* **Action item**
Would you filter these records and copy every line that has the word "thumbnail"?

(Interface dataset entries)
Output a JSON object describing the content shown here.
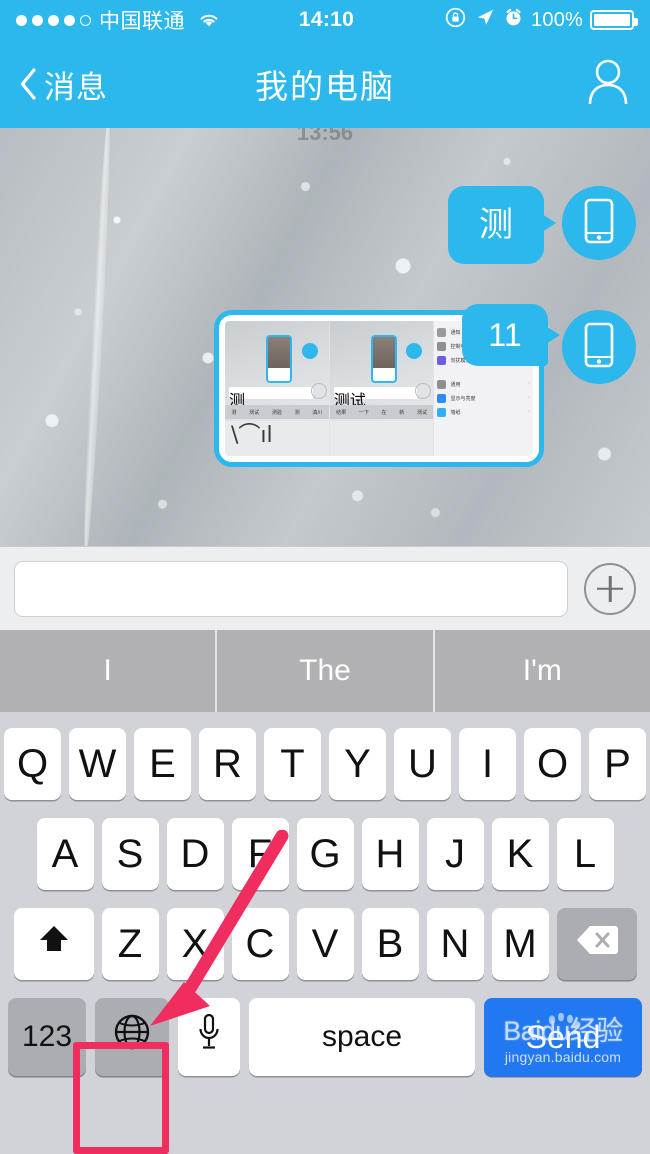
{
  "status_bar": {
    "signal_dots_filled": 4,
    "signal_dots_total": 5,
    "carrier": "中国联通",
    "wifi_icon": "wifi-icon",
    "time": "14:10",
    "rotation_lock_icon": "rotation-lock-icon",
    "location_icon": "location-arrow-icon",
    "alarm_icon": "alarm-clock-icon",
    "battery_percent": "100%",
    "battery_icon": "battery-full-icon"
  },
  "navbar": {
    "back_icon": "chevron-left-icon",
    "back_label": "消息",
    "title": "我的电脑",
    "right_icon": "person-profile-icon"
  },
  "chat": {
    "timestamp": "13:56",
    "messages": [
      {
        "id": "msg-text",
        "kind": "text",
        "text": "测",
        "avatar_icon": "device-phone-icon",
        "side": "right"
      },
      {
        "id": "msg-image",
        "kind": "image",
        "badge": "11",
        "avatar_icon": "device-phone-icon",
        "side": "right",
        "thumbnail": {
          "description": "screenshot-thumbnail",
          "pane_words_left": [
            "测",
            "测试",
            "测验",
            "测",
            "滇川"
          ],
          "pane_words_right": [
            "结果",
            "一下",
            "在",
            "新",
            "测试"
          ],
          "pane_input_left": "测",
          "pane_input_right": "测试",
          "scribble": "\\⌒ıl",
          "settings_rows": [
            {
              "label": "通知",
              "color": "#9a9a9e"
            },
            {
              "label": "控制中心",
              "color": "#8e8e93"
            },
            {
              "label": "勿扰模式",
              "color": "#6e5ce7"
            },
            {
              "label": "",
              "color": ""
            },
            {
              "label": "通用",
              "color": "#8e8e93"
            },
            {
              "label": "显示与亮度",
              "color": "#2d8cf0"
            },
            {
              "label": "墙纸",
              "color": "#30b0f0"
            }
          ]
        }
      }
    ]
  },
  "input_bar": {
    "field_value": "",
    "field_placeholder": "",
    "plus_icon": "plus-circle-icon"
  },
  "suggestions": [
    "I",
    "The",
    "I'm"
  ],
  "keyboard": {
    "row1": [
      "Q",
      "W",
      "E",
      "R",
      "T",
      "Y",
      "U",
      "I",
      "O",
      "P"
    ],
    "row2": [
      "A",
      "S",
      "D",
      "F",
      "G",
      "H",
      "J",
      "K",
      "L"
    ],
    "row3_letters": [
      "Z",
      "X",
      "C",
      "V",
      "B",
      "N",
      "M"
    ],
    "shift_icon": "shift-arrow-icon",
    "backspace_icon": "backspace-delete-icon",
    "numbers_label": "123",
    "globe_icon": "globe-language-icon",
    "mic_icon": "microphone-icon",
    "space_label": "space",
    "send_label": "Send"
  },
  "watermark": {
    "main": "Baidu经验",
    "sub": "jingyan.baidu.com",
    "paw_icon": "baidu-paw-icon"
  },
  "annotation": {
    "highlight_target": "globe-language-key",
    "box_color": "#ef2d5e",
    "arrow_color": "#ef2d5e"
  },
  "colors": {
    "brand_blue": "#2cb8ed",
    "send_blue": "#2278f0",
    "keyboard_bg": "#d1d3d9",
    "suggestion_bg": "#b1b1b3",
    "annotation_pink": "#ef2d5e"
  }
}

* **Completed task**
        "thumbnail": {
          "description": "screenshot-thumbnail",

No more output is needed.